(Dataset items)

+ + + + + + +

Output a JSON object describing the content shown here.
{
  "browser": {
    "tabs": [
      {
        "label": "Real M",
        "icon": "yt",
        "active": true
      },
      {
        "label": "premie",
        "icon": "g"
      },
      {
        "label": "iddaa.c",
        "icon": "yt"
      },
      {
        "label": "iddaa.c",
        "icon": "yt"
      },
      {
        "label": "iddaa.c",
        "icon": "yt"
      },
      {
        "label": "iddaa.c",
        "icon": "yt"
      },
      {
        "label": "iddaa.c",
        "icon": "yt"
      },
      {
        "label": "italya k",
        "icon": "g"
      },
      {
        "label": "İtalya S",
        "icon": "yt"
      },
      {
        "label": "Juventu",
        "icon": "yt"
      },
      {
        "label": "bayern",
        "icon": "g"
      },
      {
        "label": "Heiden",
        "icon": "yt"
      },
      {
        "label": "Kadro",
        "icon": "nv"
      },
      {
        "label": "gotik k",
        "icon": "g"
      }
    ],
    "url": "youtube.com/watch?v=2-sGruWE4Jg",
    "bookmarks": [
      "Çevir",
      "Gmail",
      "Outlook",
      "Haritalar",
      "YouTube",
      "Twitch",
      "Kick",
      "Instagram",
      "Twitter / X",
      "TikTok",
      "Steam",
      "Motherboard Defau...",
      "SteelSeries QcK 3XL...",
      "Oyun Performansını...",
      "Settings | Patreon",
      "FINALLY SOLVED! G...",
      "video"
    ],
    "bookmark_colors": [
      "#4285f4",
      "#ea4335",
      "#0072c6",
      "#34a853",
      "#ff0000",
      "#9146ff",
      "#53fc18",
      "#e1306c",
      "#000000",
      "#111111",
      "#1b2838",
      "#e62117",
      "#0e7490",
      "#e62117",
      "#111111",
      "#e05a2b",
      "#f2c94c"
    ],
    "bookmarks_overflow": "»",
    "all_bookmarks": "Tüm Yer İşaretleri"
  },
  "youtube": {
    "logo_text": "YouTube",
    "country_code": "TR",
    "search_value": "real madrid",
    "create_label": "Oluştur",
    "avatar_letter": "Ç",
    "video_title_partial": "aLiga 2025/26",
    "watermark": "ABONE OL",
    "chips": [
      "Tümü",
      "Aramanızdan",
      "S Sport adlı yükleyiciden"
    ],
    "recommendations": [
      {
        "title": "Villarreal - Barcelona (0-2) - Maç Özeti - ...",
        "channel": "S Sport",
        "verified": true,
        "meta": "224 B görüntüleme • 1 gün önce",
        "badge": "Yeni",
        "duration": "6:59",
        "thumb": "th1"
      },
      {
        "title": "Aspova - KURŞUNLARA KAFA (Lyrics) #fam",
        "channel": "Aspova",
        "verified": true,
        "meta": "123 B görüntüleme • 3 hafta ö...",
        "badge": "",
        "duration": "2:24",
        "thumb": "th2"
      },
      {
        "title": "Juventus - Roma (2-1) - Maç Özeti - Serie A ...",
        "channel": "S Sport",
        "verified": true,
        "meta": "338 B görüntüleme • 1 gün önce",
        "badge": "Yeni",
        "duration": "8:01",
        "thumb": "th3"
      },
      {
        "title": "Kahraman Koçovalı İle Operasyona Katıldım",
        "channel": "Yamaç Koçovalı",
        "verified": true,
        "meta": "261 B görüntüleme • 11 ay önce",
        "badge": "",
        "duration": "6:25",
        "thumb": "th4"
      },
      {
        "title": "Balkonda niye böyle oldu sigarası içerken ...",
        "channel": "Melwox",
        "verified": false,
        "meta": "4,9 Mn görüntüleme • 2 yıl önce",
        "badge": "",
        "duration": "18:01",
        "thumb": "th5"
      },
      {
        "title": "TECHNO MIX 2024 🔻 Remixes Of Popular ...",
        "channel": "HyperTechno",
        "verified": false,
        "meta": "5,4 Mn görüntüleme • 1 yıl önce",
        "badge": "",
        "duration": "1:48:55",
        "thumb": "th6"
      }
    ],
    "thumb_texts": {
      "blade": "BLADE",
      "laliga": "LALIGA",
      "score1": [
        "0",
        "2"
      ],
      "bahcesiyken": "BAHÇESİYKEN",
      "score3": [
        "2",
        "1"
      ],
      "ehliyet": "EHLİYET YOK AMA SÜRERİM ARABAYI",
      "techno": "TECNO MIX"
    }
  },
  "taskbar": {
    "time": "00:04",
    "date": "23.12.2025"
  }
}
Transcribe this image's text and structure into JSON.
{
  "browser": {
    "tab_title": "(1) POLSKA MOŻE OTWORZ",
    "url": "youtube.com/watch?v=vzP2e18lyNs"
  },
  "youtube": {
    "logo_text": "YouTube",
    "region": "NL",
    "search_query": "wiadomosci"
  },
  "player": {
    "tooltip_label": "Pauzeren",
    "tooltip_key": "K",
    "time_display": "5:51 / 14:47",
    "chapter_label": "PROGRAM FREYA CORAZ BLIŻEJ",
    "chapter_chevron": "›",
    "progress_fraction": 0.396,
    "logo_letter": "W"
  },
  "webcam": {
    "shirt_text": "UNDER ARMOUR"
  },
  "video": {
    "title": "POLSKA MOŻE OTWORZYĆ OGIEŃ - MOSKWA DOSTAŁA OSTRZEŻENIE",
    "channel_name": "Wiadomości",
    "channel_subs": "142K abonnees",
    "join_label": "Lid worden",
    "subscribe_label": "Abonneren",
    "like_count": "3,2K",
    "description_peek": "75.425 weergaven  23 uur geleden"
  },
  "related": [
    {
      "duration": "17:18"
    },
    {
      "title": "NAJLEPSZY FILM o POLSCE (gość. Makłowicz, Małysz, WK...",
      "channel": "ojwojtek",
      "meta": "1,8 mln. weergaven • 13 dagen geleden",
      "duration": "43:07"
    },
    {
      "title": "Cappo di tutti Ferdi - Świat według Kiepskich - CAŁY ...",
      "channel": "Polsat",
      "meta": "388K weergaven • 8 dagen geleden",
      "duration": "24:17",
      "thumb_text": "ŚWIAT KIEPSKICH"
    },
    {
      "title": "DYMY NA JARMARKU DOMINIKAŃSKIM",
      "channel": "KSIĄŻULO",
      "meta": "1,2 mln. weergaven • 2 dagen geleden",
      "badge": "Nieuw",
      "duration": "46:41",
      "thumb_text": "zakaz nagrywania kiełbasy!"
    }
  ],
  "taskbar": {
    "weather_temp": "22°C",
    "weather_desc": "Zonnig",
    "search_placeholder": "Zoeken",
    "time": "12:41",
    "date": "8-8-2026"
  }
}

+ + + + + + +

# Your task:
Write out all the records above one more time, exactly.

# Response to the exercise:
Output a JSON object describing the content shown here.
{
  "browser": {
    "tabs": [
      {
        "label": "Real M",
        "icon": "yt",
        "active": true
      },
      {
        "label": "premie",
        "icon": "g"
      },
      {
        "label": "iddaa.c",
        "icon": "yt"
      },
      {
        "label": "iddaa.c",
        "icon": "yt"
      },
      {
        "label": "iddaa.c",
        "icon": "yt"
      },
      {
        "label": "iddaa.c",
        "icon": "yt"
      },
      {
        "label": "iddaa.c",
        "icon": "yt"
      },
      {
        "label": "italya k",
        "icon": "g"
      },
      {
        "label": "İtalya S",
        "icon": "yt"
      },
      {
        "label": "Juventu",
        "icon": "yt"
      },
      {
        "label": "bayern",
        "icon": "g"
      },
      {
        "label": "Heiden",
        "icon": "yt"
      },
      {
        "label": "Kadro",
        "icon": "nv"
      },
      {
        "label": "gotik k",
        "icon": "g"
      }
    ],
    "url": "youtube.com/watch?v=2-sGruWE4Jg",
    "bookmarks": [
      "Çevir",
      "Gmail",
      "Outlook",
      "Haritalar",
      "YouTube",
      "Twitch",
      "Kick",
      "Instagram",
      "Twitter / X",
      "TikTok",
      "Steam",
      "Motherboard Defau...",
      "SteelSeries QcK 3XL...",
      "Oyun Performansını...",
      "Settings | Patreon",
      "FINALLY SOLVED! G...",
      "video"
    ],
    "bookmark_colors": [
      "#4285f4",
      "#ea4335",
      "#0072c6",
      "#34a853",
      "#ff0000",
      "#9146ff",
      "#53fc18",
      "#e1306c",
      "#000000",
      "#111111",
      "#1b2838",
      "#e62117",
      "#0e7490",
      "#e62117",
      "#111111",
      "#e05a2b",
      "#f2c94c"
    ],
    "bookmarks_overflow": "»",
    "all_bookmarks": "Tüm Yer İşaretleri"
  },
  "youtube": {
    "logo_text": "YouTube",
    "country_code": "TR",
    "search_value": "real madrid",
    "create_label": "Oluştur",
    "avatar_letter": "Ç",
    "video_title_partial": "aLiga 2025/26",
    "watermark": "ABONE OL",
    "chips": [
      "Tümü",
      "Aramanızdan",
      "S Sport adlı yükleyiciden"
    ],
    "recommendations": [
      {
        "title": "Villarreal - Barcelona (0-2) - Maç Özeti - ...",
        "channel": "S Sport",
        "verified": true,
        "meta": "224 B görüntüleme • 1 gün önce",
        "badge": "Yeni",
        "duration": "6:59",
        "thumb": "th1"
      },
      {
        "title": "Aspova - KURŞUNLARA KAFA (Lyrics) #fam",
        "channel": "Aspova",
        "verified": true,
        "meta": "123 B görüntüleme • 3 hafta ö...",
        "badge": "",
        "duration": "2:24",
        "thumb": "th2"
      },
      {
        "title": "Juventus - Roma (2-1) - Maç Özeti - Serie A ...",
        "channel": "S Sport",
        "verified": true,
        "meta": "338 B görüntüleme • 1 gün önce",
        "badge": "Yeni",
        "duration": "8:01",
        "thumb": "th3"
      },
      {
        "title": "Kahraman Koçovalı İle Operasyona Katıldım",
        "channel": "Yamaç Koçovalı",
        "verified": true,
        "meta": "261 B görüntüleme • 11 ay önce",
        "badge": "",
        "duration": "6:25",
        "thumb": "th4"
      },
      {
        "title": "Balkonda niye böyle oldu sigarası içerken ...",
        "channel": "Melwox",
        "verified": false,
        "meta": "4,9 Mn görüntüleme • 2 yıl önce",
        "badge": "",
        "duration": "18:01",
        "thumb": "th5"
      },
      {
        "title": "TECHNO MIX 2024 🔻 Remixes Of Popular ...",
        "channel": "HyperTechno",
        "verified": false,
        "meta": "5,4 Mn görüntüleme • 1 yıl önce",
        "badge": "",
        "duration": "1:48:55",
        "thumb": "th6"
      }
    ],
    "thumb_texts": {
      "blade": "BLADE",
      "laliga": "LALIGA",
      "score1": [
        "0",
        "2"
      ],
      "bahcesiyken": "BAHÇESİYKEN",
      "score3": [
        "2",
        "1"
      ],
      "ehliyet": "EHLİYET YOK AMA SÜRERİM ARABAYI",
      "techno": "TECNO MIX"
    }
  },
  "taskbar": {
    "time": "00:04",
    "date": "23.12.2025"
  }
}
Transcribe this image's text and structure into JSON.
{
  "browser": {
    "tab_title": "(1) POLSKA MOŻE OTWORZ",
    "url": "youtube.com/watch?v=vzP2e18lyNs"
  },
  "youtube": {
    "logo_text": "YouTube",
    "region": "NL",
    "search_query": "wiadomosci"
  },
  "player": {
    "tooltip_label": "Pauzeren",
    "tooltip_key": "K",
    "time_display": "5:51 / 14:47",
    "chapter_label": "PROGRAM FREYA CORAZ BLIŻEJ",
    "chapter_chevron": "›",
    "progress_fraction": 0.396,
    "logo_letter": "W"
  },
  "webcam": {
    "shirt_text": "UNDER ARMOUR"
  },
  "video": {
    "title": "POLSKA MOŻE OTWORZYĆ OGIEŃ - MOSKWA DOSTAŁA OSTRZEŻENIE",
    "channel_name": "Wiadomości",
    "channel_subs": "142K abonnees",
    "join_label": "Lid worden",
    "subscribe_label": "Abonneren",
    "like_count": "3,2K",
    "description_peek": "75.425 weergaven  23 uur geleden"
  },
  "related": [
    {
      "duration": "17:18"
    },
    {
      "title": "NAJLEPSZY FILM o POLSCE (gość. Makłowicz, Małysz, WK...",
      "channel": "ojwojtek",
      "meta": "1,8 mln. weergaven • 13 dagen geleden",
      "duration": "43:07"
    },
    {
      "title": "Cappo di tutti Ferdi - Świat według Kiepskich - CAŁY ...",
      "channel": "Polsat",
      "meta": "388K weergaven • 8 dagen geleden",
      "duration": "24:17",
      "thumb_text": "ŚWIAT KIEPSKICH"
    },
    {
      "title": "DYMY NA JARMARKU DOMINIKAŃSKIM",
      "channel": "KSIĄŻULO",
      "meta": "1,2 mln. weergaven • 2 dagen geleden",
      "badge": "Nieuw",
      "duration": "46:41",
      "thumb_text": "zakaz nagrywania kiełbasy!"
    }
  ],
  "taskbar": {
    "weather_temp": "22°C",
    "weather_desc": "Zonnig",
    "search_placeholder": "Zoeken",
    "time": "12:41",
    "date": "8-8-2026"
  }
}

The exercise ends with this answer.